** ENTRIES SUPPLIED follows **

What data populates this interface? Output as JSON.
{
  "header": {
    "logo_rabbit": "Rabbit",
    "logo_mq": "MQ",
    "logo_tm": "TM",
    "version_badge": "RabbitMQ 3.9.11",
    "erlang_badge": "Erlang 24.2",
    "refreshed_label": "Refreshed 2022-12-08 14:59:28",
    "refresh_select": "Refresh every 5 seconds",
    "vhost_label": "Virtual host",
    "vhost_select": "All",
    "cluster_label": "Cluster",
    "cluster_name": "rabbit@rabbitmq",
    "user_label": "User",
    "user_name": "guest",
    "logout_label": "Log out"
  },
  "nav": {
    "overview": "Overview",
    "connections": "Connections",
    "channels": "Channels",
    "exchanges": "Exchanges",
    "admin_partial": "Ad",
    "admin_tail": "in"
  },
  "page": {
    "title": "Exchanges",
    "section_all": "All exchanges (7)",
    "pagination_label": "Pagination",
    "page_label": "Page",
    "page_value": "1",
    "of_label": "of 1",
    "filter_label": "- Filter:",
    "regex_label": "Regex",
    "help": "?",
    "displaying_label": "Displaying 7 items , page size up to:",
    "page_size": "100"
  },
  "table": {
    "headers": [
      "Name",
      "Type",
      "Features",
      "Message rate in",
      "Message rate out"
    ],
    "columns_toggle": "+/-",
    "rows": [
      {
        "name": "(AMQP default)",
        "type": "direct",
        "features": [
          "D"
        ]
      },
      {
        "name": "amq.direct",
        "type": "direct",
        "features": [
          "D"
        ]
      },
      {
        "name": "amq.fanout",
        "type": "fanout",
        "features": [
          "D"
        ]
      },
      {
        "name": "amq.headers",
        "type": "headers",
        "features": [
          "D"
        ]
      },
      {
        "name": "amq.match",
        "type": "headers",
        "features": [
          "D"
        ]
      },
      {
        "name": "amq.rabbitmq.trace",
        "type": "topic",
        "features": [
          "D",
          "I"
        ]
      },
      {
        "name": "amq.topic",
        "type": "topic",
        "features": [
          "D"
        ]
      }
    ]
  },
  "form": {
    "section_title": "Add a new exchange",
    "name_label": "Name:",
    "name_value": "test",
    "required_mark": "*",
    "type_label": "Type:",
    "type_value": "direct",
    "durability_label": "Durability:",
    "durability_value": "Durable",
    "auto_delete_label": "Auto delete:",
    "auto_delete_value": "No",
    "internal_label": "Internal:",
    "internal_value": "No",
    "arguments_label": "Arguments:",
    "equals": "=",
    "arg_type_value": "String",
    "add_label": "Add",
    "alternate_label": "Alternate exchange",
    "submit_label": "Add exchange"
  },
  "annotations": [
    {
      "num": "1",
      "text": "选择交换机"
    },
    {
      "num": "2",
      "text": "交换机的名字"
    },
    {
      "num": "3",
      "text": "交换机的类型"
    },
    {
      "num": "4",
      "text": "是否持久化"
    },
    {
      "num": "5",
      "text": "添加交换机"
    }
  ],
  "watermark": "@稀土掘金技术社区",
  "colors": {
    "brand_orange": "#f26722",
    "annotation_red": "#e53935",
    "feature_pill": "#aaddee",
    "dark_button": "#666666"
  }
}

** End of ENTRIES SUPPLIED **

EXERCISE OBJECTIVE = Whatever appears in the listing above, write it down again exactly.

WRITTEN REPLY =
What data populates this interface? Output as JSON.
{
  "header": {
    "logo_rabbit": "Rabbit",
    "logo_mq": "MQ",
    "logo_tm": "TM",
    "version_badge": "RabbitMQ 3.9.11",
    "erlang_badge": "Erlang 24.2",
    "refreshed_label": "Refreshed 2022-12-08 14:59:28",
    "refresh_select": "Refresh every 5 seconds",
    "vhost_label": "Virtual host",
    "vhost_select": "All",
    "cluster_label": "Cluster",
    "cluster_name": "rabbit@rabbitmq",
    "user_label": "User",
    "user_name": "guest",
    "logout_label": "Log out"
  },
  "nav": {
    "overview": "Overview",
    "connections": "Connections",
    "channels": "Channels",
    "exchanges": "Exchanges",
    "admin_partial": "Ad",
    "admin_tail": "in"
  },
  "page": {
    "title": "Exchanges",
    "section_all": "All exchanges (7)",
    "pagination_label": "Pagination",
    "page_label": "Page",
    "page_value": "1",
    "of_label": "of 1",
    "filter_label": "- Filter:",
    "regex_label": "Regex",
    "help": "?",
    "displaying_label": "Displaying 7 items , page size up to:",
    "page_size": "100"
  },
  "table": {
    "headers": [
      "Name",
      "Type",
      "Features",
      "Message rate in",
      "Message rate out"
    ],
    "columns_toggle": "+/-",
    "rows": [
      {
        "name": "(AMQP default)",
        "type": "direct",
        "features": [
          "D"
        ]
      },
      {
        "name": "amq.direct",
        "type": "direct",
        "features": [
          "D"
        ]
      },
      {
        "name": "amq.fanout",
        "type": "fanout",
        "features": [
          "D"
        ]
      },
      {
        "name": "amq.headers",
        "type": "headers",
        "features": [
          "D"
        ]
      },
      {
        "name": "amq.match",
        "type": "headers",
        "features": [
          "D"
        ]
      },
      {
        "name": "amq.rabbitmq.trace",
        "type": "topic",
        "features": [
          "D",
          "I"
        ]
      },
      {
        "name": "amq.topic",
        "type": "topic",
        "features": [
          "D"
        ]
      }
    ]
  },
  "form": {
    "section_title": "Add a new exchange",
    "name_label": "Name:",
    "name_value": "test",
    "required_mark": "*",
    "type_label": "Type:",
    "type_value": "direct",
    "durability_label": "Durability:",
    "durability_value": "Durable",
    "auto_delete_label": "Auto delete:",
    "auto_delete_value": "No",
    "internal_label": "Internal:",
    "internal_value": "No",
    "arguments_label": "Arguments:",
    "equals": "=",
    "arg_type_value": "String",
    "add_label": "Add",
    "alternate_label": "Alternate exchange",
    "submit_label": "Add exchange"
  },
  "annotations": [
    {
      "num": "1",
      "text": "选择交换机"
    },
    {
      "num": "2",
      "text": "交换机的名字"
    },
    {
      "num": "3",
      "text": "交换机的类型"
    },
    {
      "num": "4",
      "text": "是否持久化"
    },
    {
      "num": "5",
      "text": "添加交换机"
    }
  ],
  "watermark": "@稀土掘金技术社区",
  "colors": {
    "brand_orange": "#f26722",
    "annotation_red": "#e53935",
    "feature_pill": "#aaddee",
    "dark_button": "#666666"
  }
}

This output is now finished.